* The task
Please copy every line from the following entries in which the word "apps" appears.

* Record excerpts
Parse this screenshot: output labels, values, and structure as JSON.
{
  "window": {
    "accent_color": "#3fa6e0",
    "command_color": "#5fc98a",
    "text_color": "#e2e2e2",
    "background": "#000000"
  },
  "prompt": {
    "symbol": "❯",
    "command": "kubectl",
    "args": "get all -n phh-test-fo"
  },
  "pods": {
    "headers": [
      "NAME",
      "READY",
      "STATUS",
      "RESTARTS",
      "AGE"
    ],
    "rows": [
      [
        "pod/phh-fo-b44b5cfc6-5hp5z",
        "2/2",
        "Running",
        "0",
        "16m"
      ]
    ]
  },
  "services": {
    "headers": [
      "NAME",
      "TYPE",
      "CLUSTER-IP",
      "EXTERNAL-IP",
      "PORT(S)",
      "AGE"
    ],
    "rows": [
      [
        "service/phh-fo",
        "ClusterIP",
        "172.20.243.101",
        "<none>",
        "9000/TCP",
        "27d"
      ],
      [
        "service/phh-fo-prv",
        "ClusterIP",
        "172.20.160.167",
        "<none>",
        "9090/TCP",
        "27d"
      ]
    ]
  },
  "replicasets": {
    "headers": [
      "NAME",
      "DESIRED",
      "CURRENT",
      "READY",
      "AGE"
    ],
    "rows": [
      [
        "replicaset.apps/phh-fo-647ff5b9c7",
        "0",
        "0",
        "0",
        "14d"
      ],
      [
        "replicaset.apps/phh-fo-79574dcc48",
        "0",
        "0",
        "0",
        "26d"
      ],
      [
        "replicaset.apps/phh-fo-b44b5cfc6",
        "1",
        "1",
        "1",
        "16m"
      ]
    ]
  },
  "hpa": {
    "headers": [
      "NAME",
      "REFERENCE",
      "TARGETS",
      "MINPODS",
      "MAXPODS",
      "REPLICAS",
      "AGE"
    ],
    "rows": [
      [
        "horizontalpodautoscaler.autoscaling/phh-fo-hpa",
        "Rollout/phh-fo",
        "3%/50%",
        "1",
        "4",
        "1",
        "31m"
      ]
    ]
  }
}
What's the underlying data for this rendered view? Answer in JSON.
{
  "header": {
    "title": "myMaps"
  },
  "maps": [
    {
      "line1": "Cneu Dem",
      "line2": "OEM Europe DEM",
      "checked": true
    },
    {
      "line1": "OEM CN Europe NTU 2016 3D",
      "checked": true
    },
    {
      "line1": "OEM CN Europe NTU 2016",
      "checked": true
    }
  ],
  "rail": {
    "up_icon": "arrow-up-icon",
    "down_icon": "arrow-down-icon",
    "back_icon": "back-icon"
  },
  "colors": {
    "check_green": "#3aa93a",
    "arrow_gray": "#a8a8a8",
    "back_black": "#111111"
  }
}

* Finished exercise
        "replicaset.apps/phh-fo-647ff5b9c7",
        "replicaset.apps/phh-fo-79574dcc48",
        "replicaset.apps/phh-fo-b44b5cfc6",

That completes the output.